§ **How to complete this task**: What lines in the data hold the string "demo"? Show them.

Dataset rows for apps and sites
========================================

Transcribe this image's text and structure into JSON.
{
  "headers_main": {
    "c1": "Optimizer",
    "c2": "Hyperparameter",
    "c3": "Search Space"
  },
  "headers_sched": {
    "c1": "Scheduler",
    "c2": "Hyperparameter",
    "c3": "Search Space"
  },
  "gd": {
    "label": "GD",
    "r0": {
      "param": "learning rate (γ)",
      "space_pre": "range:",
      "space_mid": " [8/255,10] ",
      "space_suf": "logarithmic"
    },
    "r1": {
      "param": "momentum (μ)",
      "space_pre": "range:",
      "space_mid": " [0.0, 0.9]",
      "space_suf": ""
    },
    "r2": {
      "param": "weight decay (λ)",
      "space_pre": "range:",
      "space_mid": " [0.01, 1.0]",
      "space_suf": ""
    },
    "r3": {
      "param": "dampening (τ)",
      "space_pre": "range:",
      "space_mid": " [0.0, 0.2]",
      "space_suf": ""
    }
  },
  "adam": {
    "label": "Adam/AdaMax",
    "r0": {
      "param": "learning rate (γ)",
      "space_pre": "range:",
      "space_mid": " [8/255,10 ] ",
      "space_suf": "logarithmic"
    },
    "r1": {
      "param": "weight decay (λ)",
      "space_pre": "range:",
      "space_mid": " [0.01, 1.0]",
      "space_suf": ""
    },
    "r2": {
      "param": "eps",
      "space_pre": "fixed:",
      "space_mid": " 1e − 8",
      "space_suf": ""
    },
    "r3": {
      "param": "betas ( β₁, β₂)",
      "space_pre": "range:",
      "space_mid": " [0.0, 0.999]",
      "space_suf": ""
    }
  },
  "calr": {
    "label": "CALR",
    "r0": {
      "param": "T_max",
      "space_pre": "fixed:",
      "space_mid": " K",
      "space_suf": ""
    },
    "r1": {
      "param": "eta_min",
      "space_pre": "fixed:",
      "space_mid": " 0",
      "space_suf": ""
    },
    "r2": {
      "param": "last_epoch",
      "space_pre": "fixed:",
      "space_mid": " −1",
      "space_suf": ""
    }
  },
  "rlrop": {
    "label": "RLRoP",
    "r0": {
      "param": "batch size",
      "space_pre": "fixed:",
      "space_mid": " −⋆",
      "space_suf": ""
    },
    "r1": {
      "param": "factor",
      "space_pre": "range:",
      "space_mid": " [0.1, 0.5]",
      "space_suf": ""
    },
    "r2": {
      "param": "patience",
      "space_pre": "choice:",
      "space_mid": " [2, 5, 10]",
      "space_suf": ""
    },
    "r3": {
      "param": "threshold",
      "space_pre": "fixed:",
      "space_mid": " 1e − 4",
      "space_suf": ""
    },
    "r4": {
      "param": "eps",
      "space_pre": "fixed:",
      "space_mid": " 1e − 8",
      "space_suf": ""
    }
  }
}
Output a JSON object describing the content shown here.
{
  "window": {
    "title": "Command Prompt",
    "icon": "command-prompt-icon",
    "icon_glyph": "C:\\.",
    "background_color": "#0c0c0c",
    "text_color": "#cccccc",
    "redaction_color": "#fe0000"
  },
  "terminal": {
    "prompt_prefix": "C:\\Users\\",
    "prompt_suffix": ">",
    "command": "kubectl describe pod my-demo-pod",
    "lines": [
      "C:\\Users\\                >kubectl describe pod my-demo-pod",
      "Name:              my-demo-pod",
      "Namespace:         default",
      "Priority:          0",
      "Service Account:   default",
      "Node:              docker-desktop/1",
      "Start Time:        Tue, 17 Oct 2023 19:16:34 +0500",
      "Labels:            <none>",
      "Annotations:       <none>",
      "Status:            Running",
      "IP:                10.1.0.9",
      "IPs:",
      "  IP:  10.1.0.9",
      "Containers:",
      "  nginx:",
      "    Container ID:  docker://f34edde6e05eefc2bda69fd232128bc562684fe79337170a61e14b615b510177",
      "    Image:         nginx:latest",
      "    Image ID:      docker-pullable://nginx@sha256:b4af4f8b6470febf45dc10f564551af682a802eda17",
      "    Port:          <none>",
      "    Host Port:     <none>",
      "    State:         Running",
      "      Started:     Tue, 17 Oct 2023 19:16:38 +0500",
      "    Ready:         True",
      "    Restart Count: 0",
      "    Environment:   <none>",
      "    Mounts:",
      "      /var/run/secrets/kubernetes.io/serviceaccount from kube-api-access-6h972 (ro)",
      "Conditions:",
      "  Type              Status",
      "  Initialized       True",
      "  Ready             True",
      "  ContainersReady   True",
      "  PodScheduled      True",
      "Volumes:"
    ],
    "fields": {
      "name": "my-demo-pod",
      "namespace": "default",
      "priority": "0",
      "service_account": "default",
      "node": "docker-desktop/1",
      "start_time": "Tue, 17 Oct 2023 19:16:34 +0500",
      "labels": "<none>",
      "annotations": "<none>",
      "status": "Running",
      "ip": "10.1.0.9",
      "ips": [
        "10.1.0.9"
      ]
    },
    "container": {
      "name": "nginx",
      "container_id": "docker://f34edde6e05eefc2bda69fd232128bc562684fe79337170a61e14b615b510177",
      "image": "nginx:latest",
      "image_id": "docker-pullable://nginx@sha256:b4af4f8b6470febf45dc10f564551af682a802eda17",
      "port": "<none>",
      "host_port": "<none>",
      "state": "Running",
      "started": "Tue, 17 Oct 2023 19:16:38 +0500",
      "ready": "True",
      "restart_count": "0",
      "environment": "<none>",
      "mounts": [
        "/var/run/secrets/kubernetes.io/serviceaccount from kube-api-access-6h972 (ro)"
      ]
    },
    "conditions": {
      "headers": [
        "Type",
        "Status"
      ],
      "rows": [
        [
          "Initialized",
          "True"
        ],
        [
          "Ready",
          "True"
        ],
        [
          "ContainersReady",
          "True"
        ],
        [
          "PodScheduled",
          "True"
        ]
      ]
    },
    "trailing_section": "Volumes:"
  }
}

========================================

§ **Result of this task**:
    "command": "kubectl describe pod my-demo-pod",
      "C:\\Users\\                >kubectl describe pod my-demo-pod",
      "Name:              my-demo-pod",
      "name": "my-demo-pod",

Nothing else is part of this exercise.